ABOUT THIS EXERCISE: Please return every line from the entries that has the string "title" in it.

INFORMATION:

================

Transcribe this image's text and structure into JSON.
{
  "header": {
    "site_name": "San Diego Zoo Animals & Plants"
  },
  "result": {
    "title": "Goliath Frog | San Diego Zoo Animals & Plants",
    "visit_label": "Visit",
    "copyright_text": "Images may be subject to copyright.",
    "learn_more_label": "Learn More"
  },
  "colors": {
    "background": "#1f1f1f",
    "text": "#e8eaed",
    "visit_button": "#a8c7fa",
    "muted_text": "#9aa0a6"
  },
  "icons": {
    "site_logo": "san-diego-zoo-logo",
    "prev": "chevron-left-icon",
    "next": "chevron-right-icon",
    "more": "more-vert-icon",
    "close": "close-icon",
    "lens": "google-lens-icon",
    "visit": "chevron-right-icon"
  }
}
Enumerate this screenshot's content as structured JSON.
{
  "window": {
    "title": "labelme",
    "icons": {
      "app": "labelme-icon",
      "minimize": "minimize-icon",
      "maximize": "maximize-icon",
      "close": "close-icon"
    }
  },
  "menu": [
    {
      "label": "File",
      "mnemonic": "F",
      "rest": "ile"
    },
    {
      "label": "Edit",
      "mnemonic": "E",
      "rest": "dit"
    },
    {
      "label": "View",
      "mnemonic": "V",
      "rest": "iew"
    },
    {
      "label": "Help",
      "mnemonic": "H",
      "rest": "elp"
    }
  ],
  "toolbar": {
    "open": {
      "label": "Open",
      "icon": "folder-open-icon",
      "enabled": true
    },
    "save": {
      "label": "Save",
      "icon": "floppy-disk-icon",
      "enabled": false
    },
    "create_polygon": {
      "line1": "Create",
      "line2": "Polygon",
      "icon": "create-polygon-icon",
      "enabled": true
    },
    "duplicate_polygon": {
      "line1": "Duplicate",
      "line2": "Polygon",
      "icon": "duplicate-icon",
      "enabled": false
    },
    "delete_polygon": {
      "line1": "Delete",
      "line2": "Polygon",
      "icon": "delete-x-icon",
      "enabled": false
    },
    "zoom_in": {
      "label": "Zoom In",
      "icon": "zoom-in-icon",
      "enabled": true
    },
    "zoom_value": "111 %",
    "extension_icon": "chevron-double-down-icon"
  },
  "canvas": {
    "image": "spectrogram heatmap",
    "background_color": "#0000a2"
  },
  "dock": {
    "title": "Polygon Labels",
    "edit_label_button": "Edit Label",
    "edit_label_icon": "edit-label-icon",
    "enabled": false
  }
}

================

RESULT OF THE TASK:
    "title": "Goliath Frog | San Diego Zoo Animals & Plants",
    "title": "labelme",
    "title": "Polygon Labels",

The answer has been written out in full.